This post was written by Gary McDowell, Cara Weismann and Chris Pickett.
The Boston Future of Research recently held its second symposium focusing on data collection and transparency regarding career opportunities in the scientific enterprise. The discussion covered the data that should be collected, by whom and for what purpose. The conversations also touched on the size, structure and composition of the research workforce and barriers to reform.
On Oct. 24, the American Society for Biochemistry and Molecular Biology in conjunction with the Boston Future of Research held a Hack Day. This event challenged groups of graduate students and postdoctoral scholars to spend 14 hours coming up with innovative ideas for counting postdocs, tracking them through their careers or presenting data about science careers. Projects could be entered into one of four categories, with category winners being awarded $500.
Five groups attended this Hack Day—four from Boston and one from St. Louis. Each of the groups worked at least 11 hours on their projects, and two worked until the very end. Three judges – one from the ASBMB, one from FOR and an ad hoc judge – evaluated the submitted projects for their degree of innovation, originality and feasibility.
The ASBMB and FOR are pleased to announce that two projects were pronounced winners of the Hack Day:
Winner: Tracking Postdocs – Dana King, Kelley Kranjc, Steen Hoyer, Mayank Choudhary, Vasavi Sundaram, Shuxiang Ruan, Hemangi Chaudari

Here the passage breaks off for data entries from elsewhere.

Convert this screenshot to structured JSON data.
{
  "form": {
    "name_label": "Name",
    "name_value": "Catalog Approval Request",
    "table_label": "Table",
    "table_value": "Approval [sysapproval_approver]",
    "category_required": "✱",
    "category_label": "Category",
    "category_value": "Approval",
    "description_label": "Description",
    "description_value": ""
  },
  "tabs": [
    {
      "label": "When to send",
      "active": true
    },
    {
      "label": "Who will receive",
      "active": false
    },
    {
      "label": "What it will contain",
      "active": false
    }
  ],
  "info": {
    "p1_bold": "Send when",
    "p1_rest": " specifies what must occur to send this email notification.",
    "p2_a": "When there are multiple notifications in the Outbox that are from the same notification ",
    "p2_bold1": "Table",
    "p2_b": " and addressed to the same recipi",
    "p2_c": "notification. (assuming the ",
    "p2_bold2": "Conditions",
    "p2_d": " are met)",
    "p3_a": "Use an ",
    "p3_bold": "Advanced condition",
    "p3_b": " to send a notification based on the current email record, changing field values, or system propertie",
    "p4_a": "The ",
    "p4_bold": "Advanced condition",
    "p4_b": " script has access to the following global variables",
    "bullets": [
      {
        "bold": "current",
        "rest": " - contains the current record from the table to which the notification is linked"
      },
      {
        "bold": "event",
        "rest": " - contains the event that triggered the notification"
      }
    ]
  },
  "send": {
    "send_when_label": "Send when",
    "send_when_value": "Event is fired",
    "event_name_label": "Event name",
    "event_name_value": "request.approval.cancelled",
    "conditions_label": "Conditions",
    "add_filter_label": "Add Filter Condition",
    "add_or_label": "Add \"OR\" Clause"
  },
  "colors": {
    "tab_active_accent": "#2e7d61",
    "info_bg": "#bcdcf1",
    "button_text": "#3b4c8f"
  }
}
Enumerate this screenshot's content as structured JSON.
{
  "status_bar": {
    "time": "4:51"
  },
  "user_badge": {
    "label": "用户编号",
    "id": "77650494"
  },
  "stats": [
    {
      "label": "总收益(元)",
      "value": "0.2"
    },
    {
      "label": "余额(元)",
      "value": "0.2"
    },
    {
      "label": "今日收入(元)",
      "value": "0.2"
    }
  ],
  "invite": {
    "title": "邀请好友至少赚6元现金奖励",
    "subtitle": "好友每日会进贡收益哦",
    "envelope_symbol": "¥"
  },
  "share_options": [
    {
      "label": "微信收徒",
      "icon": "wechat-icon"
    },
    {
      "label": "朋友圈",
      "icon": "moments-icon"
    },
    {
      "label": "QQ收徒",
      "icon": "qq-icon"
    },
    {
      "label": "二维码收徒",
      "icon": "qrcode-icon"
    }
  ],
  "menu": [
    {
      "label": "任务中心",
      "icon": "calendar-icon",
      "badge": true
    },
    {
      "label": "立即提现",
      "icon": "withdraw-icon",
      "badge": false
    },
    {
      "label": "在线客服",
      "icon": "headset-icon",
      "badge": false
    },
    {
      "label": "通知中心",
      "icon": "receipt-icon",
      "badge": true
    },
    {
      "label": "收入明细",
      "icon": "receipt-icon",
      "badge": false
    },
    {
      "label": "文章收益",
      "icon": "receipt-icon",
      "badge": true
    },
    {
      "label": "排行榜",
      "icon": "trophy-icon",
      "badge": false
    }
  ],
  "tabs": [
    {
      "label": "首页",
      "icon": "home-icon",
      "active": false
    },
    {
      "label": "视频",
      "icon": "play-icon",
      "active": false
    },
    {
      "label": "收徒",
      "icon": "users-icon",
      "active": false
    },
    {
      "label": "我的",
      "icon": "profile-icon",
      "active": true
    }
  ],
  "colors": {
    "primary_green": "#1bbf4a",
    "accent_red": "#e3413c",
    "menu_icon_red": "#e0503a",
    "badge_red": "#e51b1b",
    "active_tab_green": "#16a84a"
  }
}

The project cross referenced data from the National Science Foundation and Washington University in St. Louis to get a better grasp on career outcomes for Ph.Ds. This group also created a choose-your-own-adventure game. As described by the group:
[W]e were most interested in presenting career-path data for current Ph.D. holders in the U.S. to help understand future trends and inform our (and our peers) career choices. To address this outlook, we looked for information from the NSF’s Scientists and Engineers Statistical Data System as well as our university’s alumni page to look at more individualized outcomes. Our goal is to create snap-shots of career options over time that can help inform decision making for current or prospective graduate students.
From a judge:
I think this is a great idea. I like the development of a script to help mine university alumni data and to compare to the national database… The ‘choose your own adventure’ is also a fun creative way to inform students of the state of the workforce.
You can read more of the explanation of this project here, and play the group’s prototype choose-your-own-adventure game here. If you would like to know more about the project or to contact the authors, please email Chris Pickett.
Winner: Counting Postdocs – Alberto Roca, Rebecca Lowdon, Erica Walsh
This project addressed the number of minority postdoctoral scholars across the U.S. by combining data sets to determine their geographic location. As described by the group:
We curated NSF [Survey of Graduate Student and Postdoctorates] data for 2011-2013 postdocs by research discipline for ethnicity and gender in science, engineering and healthcare. We curated NSF GSS data for 2013 postdocs by location (state and institution) for ethnicity and race in science and engineering. Using the location data, we processed, combined the data and performed low-level analysis to determine rates of minority postdocs among reporting institutions in a graphical format. We used Cartodb.com to create an interactive map tool to display the number of postdocs in each state.
From a judge:
Very good project and very useful data.
You can read more of the explanation of this project here, view the raw data here and visit Roca’s website here. If you would like to know more about the project or to contact the authors, please email Chris Pickett.
The judges chose to not award prizes in the presenting data or wild card categories.
Matt Gentry, associate professor at the University of Kentucky and a member of the ASBMB Public Affairs Advisory Committee, was a part of the Hack Day process. After reviewing the projects, he said, “It was really fun to see the creative ideas of the teams. These were topics that they were clearly passionate about and put a lot of energy into solving the problems. I look forward to some of these moving forward to a polished product.”